▶ [The problem]
In the data below, locate each line with the word "Factures" and list it.

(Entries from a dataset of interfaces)
== Segment start ==

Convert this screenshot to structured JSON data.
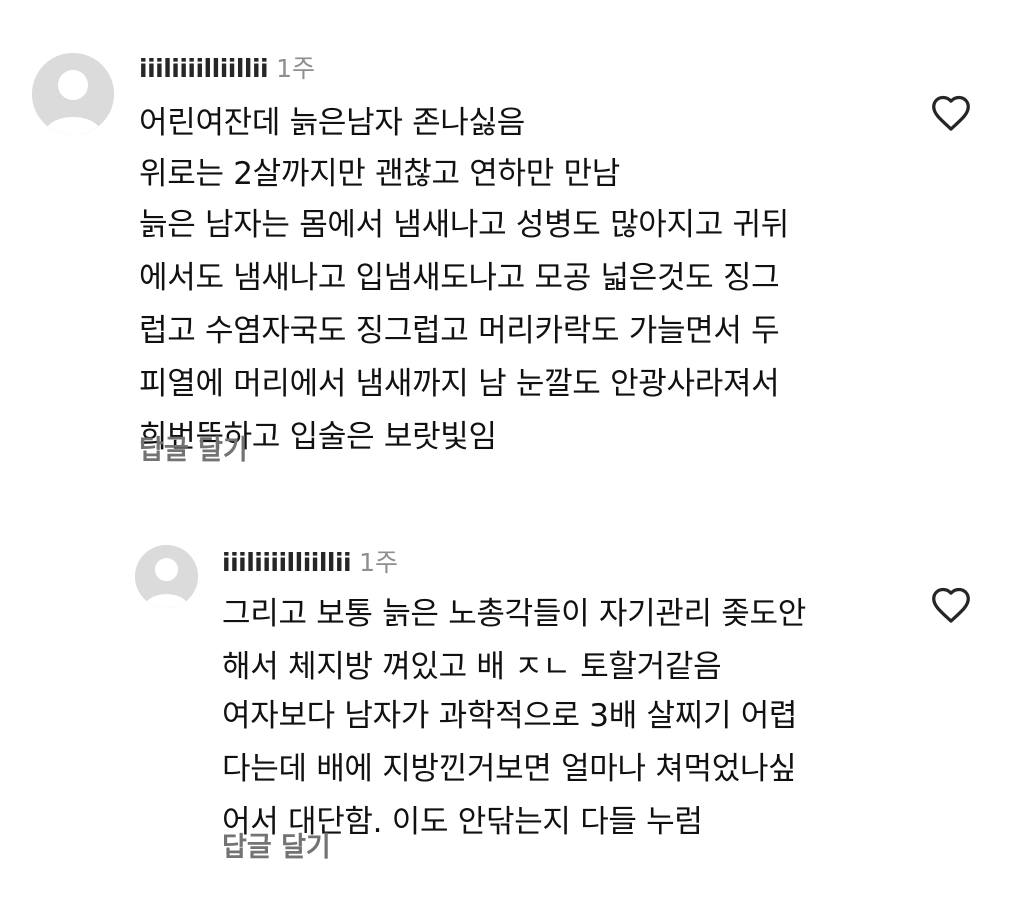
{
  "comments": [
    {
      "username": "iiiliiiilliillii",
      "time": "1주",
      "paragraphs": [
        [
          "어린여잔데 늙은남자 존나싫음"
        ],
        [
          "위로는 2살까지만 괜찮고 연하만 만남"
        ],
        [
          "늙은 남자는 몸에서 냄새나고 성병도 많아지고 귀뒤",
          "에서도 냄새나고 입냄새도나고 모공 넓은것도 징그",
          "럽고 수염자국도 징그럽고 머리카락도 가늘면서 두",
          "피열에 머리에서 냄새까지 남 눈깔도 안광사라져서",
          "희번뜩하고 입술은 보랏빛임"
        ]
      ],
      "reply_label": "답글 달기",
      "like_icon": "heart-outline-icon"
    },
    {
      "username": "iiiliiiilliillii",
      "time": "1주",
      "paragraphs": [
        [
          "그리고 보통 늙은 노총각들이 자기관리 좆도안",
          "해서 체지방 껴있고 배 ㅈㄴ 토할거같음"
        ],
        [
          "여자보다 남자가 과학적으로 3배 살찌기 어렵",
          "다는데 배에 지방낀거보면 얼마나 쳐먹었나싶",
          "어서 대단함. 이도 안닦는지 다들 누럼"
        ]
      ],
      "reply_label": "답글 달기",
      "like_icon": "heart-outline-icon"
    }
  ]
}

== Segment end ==
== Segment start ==

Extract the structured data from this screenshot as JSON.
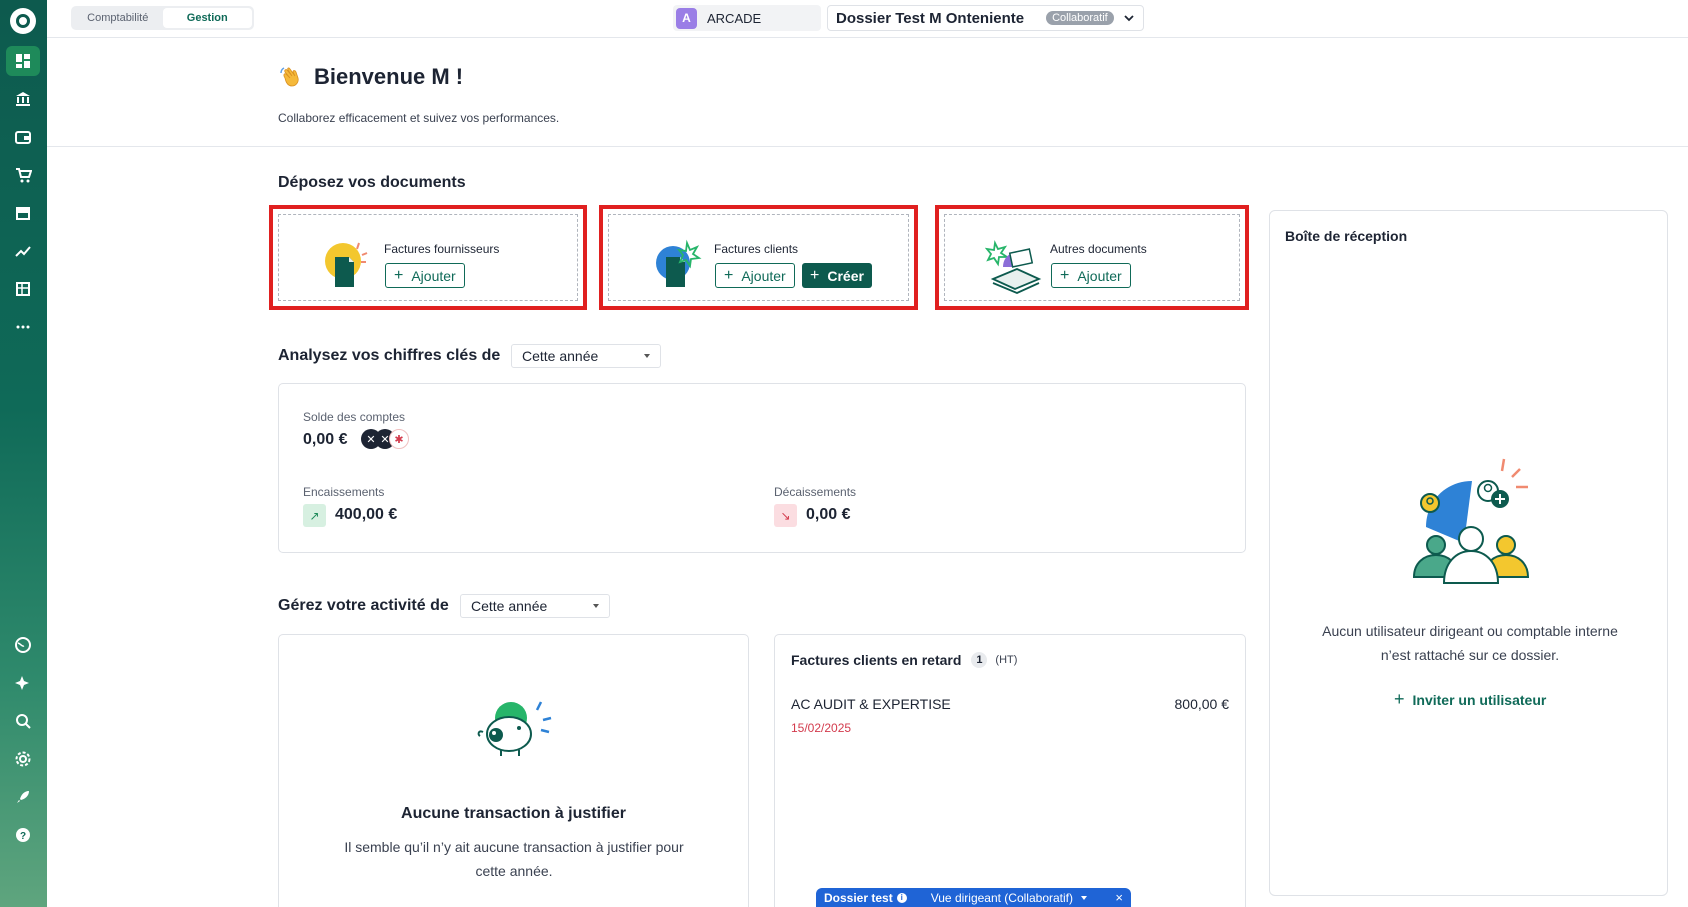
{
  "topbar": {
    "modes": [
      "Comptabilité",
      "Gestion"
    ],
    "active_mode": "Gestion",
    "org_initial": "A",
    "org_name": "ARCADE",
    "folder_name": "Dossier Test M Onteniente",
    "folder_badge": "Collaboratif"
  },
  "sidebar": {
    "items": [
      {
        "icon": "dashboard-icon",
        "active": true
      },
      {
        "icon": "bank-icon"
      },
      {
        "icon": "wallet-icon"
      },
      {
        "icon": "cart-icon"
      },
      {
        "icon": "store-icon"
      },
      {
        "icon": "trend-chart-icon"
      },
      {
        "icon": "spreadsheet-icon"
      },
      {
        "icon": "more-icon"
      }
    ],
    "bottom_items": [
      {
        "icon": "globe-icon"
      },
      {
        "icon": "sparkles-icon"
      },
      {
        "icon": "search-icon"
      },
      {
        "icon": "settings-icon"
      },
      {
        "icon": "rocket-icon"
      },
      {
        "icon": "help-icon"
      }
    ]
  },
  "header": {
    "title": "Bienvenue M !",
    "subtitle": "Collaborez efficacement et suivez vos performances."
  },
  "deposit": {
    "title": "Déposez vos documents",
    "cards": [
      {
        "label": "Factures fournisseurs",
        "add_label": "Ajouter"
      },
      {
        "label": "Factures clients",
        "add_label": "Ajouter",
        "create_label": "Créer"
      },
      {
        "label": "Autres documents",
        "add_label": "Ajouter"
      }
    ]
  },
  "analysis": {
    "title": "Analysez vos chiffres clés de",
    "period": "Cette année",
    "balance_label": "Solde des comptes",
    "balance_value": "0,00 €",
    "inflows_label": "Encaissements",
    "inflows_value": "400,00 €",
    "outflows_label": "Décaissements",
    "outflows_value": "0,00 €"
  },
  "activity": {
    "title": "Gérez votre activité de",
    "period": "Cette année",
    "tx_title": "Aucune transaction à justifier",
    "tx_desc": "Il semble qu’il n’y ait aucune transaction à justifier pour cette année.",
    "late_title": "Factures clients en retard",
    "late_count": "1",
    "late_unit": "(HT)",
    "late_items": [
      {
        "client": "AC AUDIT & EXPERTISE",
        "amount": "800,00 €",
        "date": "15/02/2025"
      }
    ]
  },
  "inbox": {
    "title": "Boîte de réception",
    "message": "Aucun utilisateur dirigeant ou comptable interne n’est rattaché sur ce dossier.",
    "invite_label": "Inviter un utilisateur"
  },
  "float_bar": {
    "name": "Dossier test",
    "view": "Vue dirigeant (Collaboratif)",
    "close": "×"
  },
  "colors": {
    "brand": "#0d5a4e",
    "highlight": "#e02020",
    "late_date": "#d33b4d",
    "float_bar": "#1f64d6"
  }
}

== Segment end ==

▶ [Task result]
        "label": "Factures fournisseurs",
        "label": "Factures clients",
    "late_title": "Factures clients en retard",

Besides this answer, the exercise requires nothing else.